Data provided below:
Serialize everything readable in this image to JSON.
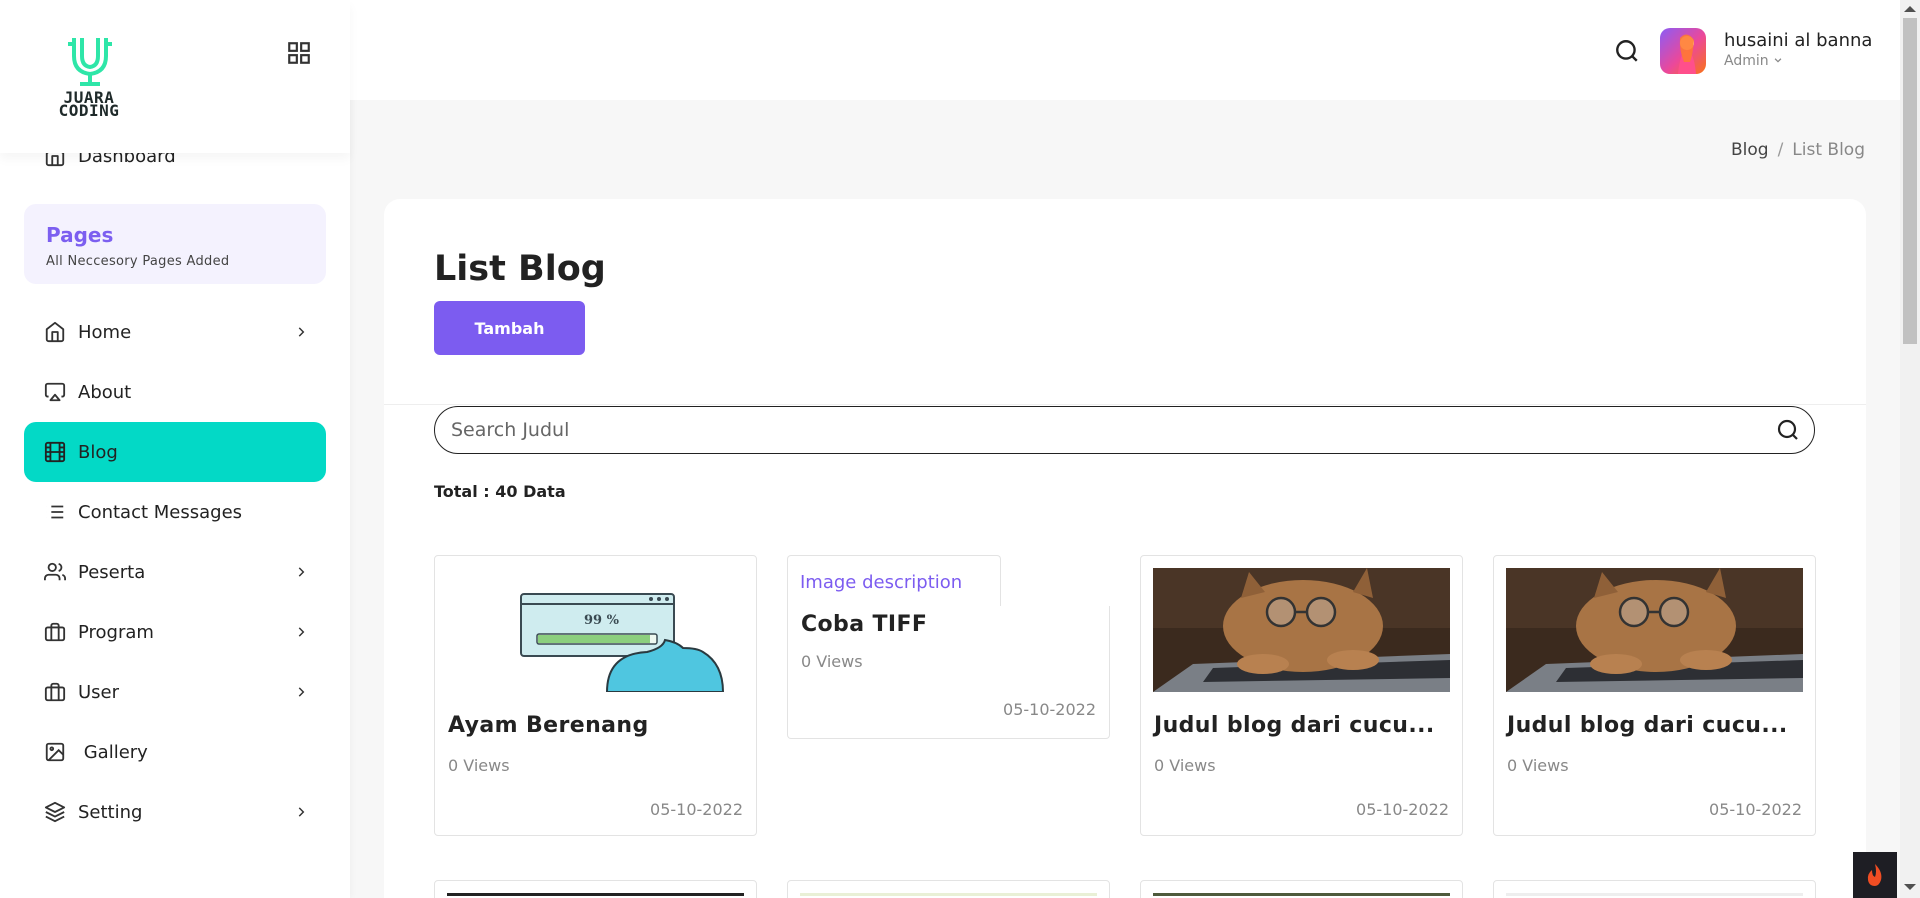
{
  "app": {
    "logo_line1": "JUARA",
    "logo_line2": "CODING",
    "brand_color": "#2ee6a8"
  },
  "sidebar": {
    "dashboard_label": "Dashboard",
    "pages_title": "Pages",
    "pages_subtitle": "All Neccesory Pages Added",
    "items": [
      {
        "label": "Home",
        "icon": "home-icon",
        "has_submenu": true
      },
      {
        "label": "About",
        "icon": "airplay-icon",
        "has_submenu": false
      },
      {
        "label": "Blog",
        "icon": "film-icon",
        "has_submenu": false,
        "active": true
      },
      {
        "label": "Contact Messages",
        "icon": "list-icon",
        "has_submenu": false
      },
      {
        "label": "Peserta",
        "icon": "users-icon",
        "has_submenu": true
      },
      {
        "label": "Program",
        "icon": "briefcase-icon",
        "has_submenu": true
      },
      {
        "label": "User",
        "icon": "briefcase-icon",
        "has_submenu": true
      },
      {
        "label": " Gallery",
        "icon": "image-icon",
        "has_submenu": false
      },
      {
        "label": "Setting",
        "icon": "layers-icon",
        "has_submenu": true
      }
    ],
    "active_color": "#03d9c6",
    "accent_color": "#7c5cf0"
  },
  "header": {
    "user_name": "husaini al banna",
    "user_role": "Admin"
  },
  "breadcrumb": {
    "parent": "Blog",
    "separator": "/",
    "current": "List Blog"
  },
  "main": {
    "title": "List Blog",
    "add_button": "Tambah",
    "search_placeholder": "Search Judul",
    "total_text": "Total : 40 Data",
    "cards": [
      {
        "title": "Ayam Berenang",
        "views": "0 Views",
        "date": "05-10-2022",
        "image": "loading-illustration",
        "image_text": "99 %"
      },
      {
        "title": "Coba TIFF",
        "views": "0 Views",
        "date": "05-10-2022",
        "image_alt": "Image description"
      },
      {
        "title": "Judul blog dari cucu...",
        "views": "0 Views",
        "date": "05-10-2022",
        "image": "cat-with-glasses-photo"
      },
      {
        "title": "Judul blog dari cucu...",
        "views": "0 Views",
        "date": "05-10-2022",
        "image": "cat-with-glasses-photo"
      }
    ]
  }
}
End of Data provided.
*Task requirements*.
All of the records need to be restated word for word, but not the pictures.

*Response for this exercise*.
Serialize everything readable in this image to JSON.
{
  "app": {
    "logo_line1": "JUARA",
    "logo_line2": "CODING",
    "brand_color": "#2ee6a8"
  },
  "sidebar": {
    "dashboard_label": "Dashboard",
    "pages_title": "Pages",
    "pages_subtitle": "All Neccesory Pages Added",
    "items": [
      {
        "label": "Home",
        "icon": "home-icon",
        "has_submenu": true
      },
      {
        "label": "About",
        "icon": "airplay-icon",
        "has_submenu": false
      },
      {
        "label": "Blog",
        "icon": "film-icon",
        "has_submenu": false,
        "active": true
      },
      {
        "label": "Contact Messages",
        "icon": "list-icon",
        "has_submenu": false
      },
      {
        "label": "Peserta",
        "icon": "users-icon",
        "has_submenu": true
      },
      {
        "label": "Program",
        "icon": "briefcase-icon",
        "has_submenu": true
      },
      {
        "label": "User",
        "icon": "briefcase-icon",
        "has_submenu": true
      },
      {
        "label": " Gallery",
        "icon": "image-icon",
        "has_submenu": false
      },
      {
        "label": "Setting",
        "icon": "layers-icon",
        "has_submenu": true
      }
    ],
    "active_color": "#03d9c6",
    "accent_color": "#7c5cf0"
  },
  "header": {
    "user_name": "husaini al banna",
    "user_role": "Admin"
  },
  "breadcrumb": {
    "parent": "Blog",
    "separator": "/",
    "current": "List Blog"
  },
  "main": {
    "title": "List Blog",
    "add_button": "Tambah",
    "search_placeholder": "Search Judul",
    "total_text": "Total : 40 Data",
    "cards": [
      {
        "title": "Ayam Berenang",
        "views": "0 Views",
        "date": "05-10-2022",
        "image": "loading-illustration",
        "image_text": "99 %"
      },
      {
        "title": "Coba TIFF",
        "views": "0 Views",
        "date": "05-10-2022",
        "image_alt": "Image description"
      },
      {
        "title": "Judul blog dari cucu...",
        "views": "0 Views",
        "date": "05-10-2022",
        "image": "cat-with-glasses-photo"
      },
      {
        "title": "Judul blog dari cucu...",
        "views": "0 Views",
        "date": "05-10-2022",
        "image": "cat-with-glasses-photo"
      }
    ]
  }
}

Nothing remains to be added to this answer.